In fact, according to Pearl Dowe, professor of political science and African American studies at Emory University, efforts to legalize the right to vote have been fraught with racism and division associated with the abolitionist movement.
“The biracial coalition that formed during abolition was very tenuous and ultimately fractured due to disputes over what the status of freed blacks should be,” she said. “It was often based on whites having conflicting attitudes about black humanity and whether they were equal to whites. These problems and divisions continued in the suffrage movement.”
READ MORE: How early suffragists left black women out
WATCH: The 19th Amendment
Literacy tests designed to discourage voting
And these divisions did not stop with the passage of the 19th Amendment. In addition to threats, intimidation, harassment, beatings and murder, other devices, such as literacy tests, have been implemented not only in the Jim Crow South, but also in many other states, including Connecticut, and designed specifically to prevent black people from voting.
Administered and interpreted arbitrarily, registrars could ask questions of citizens at their discretion and also had the power to pass or fail applicants without any explanation. The practice did not end in some states until the adoption of the Voting Rights Act of 1965.
“There is ample evidence that even if black people somehow passed these tests, they would often be denied the right to register to vote and in some states it was illegal for them. registrars to explain why someone was denied the right to vote. or why they didn’t “pass” those tests, “says Rivers. “White applicants, including those with only a second or third grade education who were illiterate, were not required to take these tests or were only required to answer one or two questions. . There is also evidence that registrars gave them the answers. “
The interpretive tests were linked to the literacy tests, which were not overturned by the courts until the late 1950s on the grounds that they were too arbitrary.
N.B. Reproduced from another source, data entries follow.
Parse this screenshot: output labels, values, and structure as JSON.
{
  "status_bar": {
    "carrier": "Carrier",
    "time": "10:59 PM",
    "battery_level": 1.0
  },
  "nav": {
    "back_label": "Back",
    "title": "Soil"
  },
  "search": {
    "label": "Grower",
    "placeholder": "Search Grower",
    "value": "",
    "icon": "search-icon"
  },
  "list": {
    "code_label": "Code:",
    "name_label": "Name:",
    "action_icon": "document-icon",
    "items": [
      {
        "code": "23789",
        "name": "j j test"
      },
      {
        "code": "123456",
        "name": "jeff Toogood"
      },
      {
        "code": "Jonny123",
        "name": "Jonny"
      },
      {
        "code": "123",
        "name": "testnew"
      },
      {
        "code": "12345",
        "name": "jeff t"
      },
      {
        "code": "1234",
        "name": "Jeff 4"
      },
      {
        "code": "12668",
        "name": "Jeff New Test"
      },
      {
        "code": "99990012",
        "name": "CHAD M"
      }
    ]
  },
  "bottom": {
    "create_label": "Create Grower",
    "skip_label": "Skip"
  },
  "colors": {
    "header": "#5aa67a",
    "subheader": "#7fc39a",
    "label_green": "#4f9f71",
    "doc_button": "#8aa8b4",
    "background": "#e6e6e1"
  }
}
According to Rivers, a test of interpretation would involve transcribing or translating a passage from a complicated text – usually the legal jargon of a state constitution. “They were designed to be very difficult to pull off,” she says.
WATCH: Women’s History Collection on HISTORY Vault
Election taxes prevent the poor from voting
Another barrier to voting, which had existed since America’s early creation, was the election tax.
“Election taxes were very effective in the former Confederate South because most blacks were very poor there and could not afford the tax,” Rivers says. “Election taxes were ubiquitous from day one, but they were increased even more in the Confederate states.”
Holding all-white primaries and all-white political party membership has also been used to prevent people of color from voting in some southern states. “Anyone could vote in the general election, but to vote in the primary you had to be white,” said Rivers.
A series of litigation to overturn the all-white primaries has unfolded over several decades. “And every time the Supreme Court overturned something, these states would come up with another device to replace it,” Rivers said. “So it was a kind of virtual deprivation of the right to vote.”
READ MORE: Timeline of the reconstruction
Voting Rights Act 1965 results in increased voting rates
Another method used to prevent people of color from voting was extremely complicated voter registration.
“In Alabama, for example, the registration form was four pages long and was very, very invasive,” Rivers says. “Filled with questions meant to intimidate, discourage and disqualify candidates, they were ubiquitous throughout Jim Crow South.”
It was not until 45 years after the entry into force of the 19th Amendment, with the passage of the Voting Rights Act, that all women were free to vote.
“The voting rights law did exactly what it was supposed to do,” says Rivers. “It enabled the registration and voting of historically suppressed minorities. It worked very well and in a very short period of time black voting and registration rates skyrocketed. “
READ MORE: 5 black suffragists who fought for the 19th Amendment – and more